Under the tree, covering the table, is a special wool sefsari we bought when we lived in Tunisia, bright red with bands of gold trim. These were everywhere when we lived there, especially in the cold winters, but when we visited, I no longer saw them in any stores. Covering the tree stand, I have one of my smaller Damascus tablecloths; I treasure these coverings, and beads, Pensacola parade beads.

“Beads!” we shouted to Happy Toddler as we put them over his head.

“Beads!” the crowd shouted as the floats went by at the Pensacola Christmas Parade last night.

Last year, even as a Happy Baby, the parade was an enthralling event. What baby wouldn’t love a parade that starts with flashing lights, and motorcycles, and a loudly wailing, lights fashing FIRE TRUCK?? What Happy Toddler wouldn’t love the bands with the throbbing drums, and trumpets, and tubas, and trombones?
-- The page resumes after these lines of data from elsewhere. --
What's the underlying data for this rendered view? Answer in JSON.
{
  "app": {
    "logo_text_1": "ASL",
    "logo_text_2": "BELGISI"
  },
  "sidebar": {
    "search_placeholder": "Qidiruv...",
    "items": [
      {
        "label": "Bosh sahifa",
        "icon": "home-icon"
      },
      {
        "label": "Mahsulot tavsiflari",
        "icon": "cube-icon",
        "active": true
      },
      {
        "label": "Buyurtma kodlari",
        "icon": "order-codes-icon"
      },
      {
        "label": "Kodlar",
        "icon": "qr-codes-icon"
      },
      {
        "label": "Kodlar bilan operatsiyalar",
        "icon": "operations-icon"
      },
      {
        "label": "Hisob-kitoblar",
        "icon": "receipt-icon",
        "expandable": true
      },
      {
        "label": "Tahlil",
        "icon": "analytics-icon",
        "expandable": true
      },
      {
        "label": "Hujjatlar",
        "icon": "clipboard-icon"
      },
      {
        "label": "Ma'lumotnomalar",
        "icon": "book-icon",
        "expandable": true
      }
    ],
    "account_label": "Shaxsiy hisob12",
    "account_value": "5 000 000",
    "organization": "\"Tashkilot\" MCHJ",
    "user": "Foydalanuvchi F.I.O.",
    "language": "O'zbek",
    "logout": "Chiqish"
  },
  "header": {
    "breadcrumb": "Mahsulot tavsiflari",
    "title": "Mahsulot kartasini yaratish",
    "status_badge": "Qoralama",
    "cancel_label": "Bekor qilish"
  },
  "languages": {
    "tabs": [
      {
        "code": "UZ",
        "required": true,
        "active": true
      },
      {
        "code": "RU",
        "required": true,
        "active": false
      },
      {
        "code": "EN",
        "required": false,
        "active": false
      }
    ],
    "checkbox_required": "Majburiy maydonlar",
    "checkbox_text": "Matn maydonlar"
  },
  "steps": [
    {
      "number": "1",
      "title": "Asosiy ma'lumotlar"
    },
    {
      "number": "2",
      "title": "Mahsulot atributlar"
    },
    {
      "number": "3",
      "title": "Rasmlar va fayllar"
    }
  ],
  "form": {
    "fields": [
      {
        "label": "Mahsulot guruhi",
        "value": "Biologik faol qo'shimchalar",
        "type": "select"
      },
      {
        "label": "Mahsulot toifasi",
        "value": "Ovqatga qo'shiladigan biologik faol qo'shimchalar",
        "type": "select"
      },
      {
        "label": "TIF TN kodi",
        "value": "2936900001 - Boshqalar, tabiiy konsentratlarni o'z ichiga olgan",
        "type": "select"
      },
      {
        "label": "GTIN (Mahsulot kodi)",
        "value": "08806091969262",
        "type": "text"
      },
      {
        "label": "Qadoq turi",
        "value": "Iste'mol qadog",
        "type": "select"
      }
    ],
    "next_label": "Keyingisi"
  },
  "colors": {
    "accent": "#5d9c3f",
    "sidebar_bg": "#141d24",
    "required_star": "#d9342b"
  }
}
And the dancing girls, and oh yes – the BEADS! Life is sweet at the Pensacola Christmas Parade.

The parade starts at 5:15 and we get there about 5:14. Here is what I love about Pensacola; you can get there at 5:14 and get a place to park only about 1/2 a block from the parade and be there when the spectacle begins. It is a laid back kind of parade, still a community parade, you see your friends there. It is sort of a Christmas parade, you see some Santas, and some reindeer, and snowmen, and there is usually at least one float with angels, but it is also sort of Mardi Gras, with all the Krewes (local social groups focused on Mardi Gras) on floats with their buds throwing beads, coins, toys and candy out into the waiting, dancing crowd.

Technically, I know this isn’t a great photo because you can’t even really tell what it is, but it is the beginning of the parade, and I love the motion of it all:

As it turned out, we were in a pretty good spot for catching beads, and we loaded down the Happy Toddler, put a few on each of us, and shared the bounty with some of the babies standing behind us. There were some people in front of us who caught a LOT of beads, and as soon as they caught them, they stashed them in a bag; they caught LOTS. Maybe they sell them back or something.

Last week, we took Happy Toddler to Boats on the Bayou, where boats decorated with Christmas lights gather near the bridge and then come parading to the park, and people gathered there sing Christmas Carols. Happy Toddler loves going to the park; the boats were interesting for about five seconds, and then he got to swing and play on the playground, which mattered a whole lot more to him:

It was just a really fun, community thing, and it was pretty, too.

Lunch at the Fish House, always a treat, and their tree is BLUE!

The Pensacola Christmas Parade attracts around 50,000 people every year. Imagine! It is so much fun. What I love about it is that there are so many floats, so many bands, so many civic heroes – you know how I feel about giving back to your community. These people are doing it. On one of the coldest nights of the year, they are on the Krewe floats throwing beads, they are patrolling behind the dog clubs, cleaning up, they are making sure the floats make the turn at Wright and Palafox, they are marching with bare legs in the cold, windy night – and it is so much fun.

Who would think that 50,000 people gathered in one place, competing for beads, would keep it all so civil? There is no place for ‘special people;’ we are all Pensacola citizens, there to enjoy a family evening, and it is just that, it is a great Pensacola evening, one of my favorite of the year.

Best of all was watching the Happy Toddler take it all in. The lights! The sirens! The beads, and the scrambling to catch them! The loud music, the pounding drums! It was all so much fun, and that fun was doubled watching him try to figure it all out. I can hardly wait ’till next year. 🙂

December 11, 2011 Posted by | Adventure, Arts & Handicrafts, Civility, Community, Cultural, ExPat Life, Florida, Law and Order, Living Conditions, Local Lore, Pensacola, Weather | , | 4 Comments